* _Information_
——————

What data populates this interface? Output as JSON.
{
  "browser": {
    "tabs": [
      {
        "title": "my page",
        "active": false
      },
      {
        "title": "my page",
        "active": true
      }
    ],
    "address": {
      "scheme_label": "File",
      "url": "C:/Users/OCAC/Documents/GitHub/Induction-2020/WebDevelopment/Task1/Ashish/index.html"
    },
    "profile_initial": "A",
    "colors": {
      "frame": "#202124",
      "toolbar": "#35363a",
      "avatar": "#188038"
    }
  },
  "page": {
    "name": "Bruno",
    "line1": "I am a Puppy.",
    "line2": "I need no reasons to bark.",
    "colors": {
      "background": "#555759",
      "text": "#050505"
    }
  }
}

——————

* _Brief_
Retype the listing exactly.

* _Result for this task_
What data populates this interface? Output as JSON.
{
  "browser": {
    "tabs": [
      {
        "title": "my page",
        "active": false
      },
      {
        "title": "my page",
        "active": true
      }
    ],
    "address": {
      "scheme_label": "File",
      "url": "C:/Users/OCAC/Documents/GitHub/Induction-2020/WebDevelopment/Task1/Ashish/index.html"
    },
    "profile_initial": "A",
    "colors": {
      "frame": "#202124",
      "toolbar": "#35363a",
      "avatar": "#188038"
    }
  },
  "page": {
    "name": "Bruno",
    "line1": "I am a Puppy.",
    "line2": "I need no reasons to bark.",
    "colors": {
      "background": "#555759",
      "text": "#050505"
    }
  }
}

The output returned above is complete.